“Probably the difference with my game now is my pace. I’ve slowed the game down a lot more. I’ve gotten a lot stronger and I think my shot has gotten a lot better. I’m still working on the defense. Guys are a lot faster, same speed as you, whatever it is, just got to adapt. But I’m getting better every day. Y’all going to notice.”
Hearn has been impressed not only by Green’s talent, but also by how coachable he is.
“I’ve been encouraging him to always be in attack mode, especially in transition,” Hearn said. “Also, I’m encouraging him to find easy ways to get a few buckets per game through cutting and learning how to move without the ball. He’s humble and coachable on top of his natural talent, and that will take him far.”
Green said one of the best parts of being with the Ignite is learning the business side of the NBA. He said the G League franchise has been teaching the young players about budgeting and saving money. He also started a limited liability company to help him with his future business and charitable endeavors in such places as his hometown of Fresno, California.
Green added that another benefit of playing for the Ignite is getting paid $600,000.
“I ain’t never seen no money like that in my bank account, so I was excited about it,” Green said. “But I haven’t really made any big purchases. All my purchases have been on food. That’s all I really spend money on. I don’t really spend money on anything else. I probably got a couple shoes here and there, but I don’t really spend my money like that.
“I opened up a savings account. Put money in my savings account, got my corporation set up, so I’m not too worried about money. Money’s not the reason I came here.”
Green says he has no regrets about not going to college. When asked what he would tell an elite NBA prospect considering joining the Ignite, he said everyone’s path is different.

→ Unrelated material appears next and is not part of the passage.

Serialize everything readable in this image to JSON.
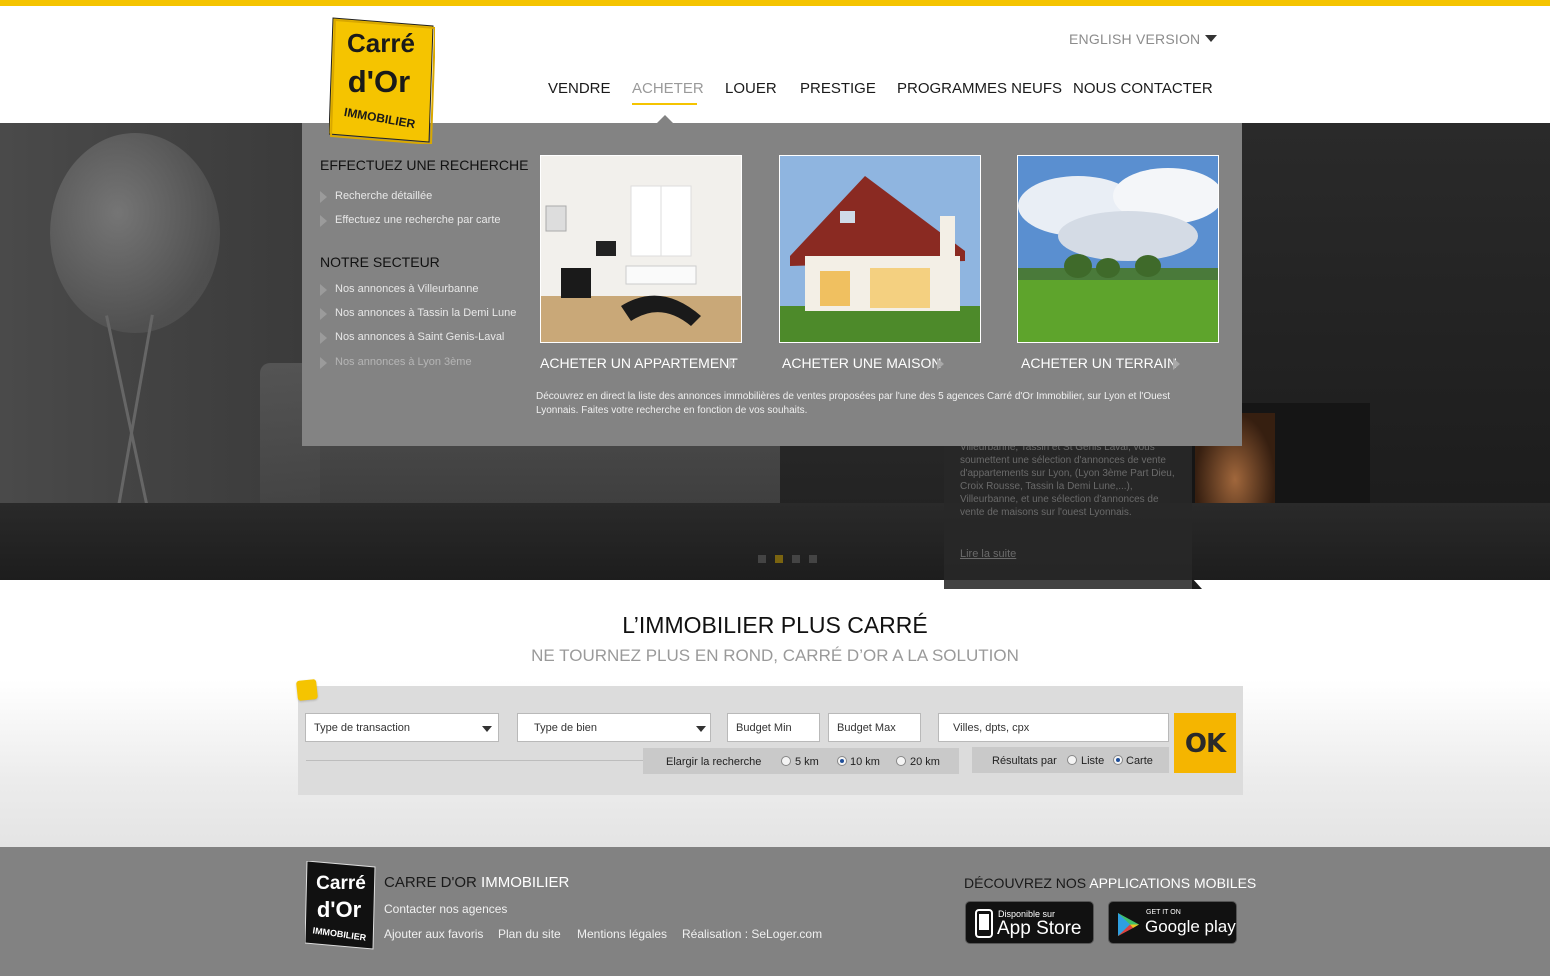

“Do what you think is best for you,” Green said. “Think of all the pros and cons with which side you’re leaning to. Either side is good. Either way you go, you’re going to be good. It’s a big decision. Make sure that you’re in control of what you’re doing.’”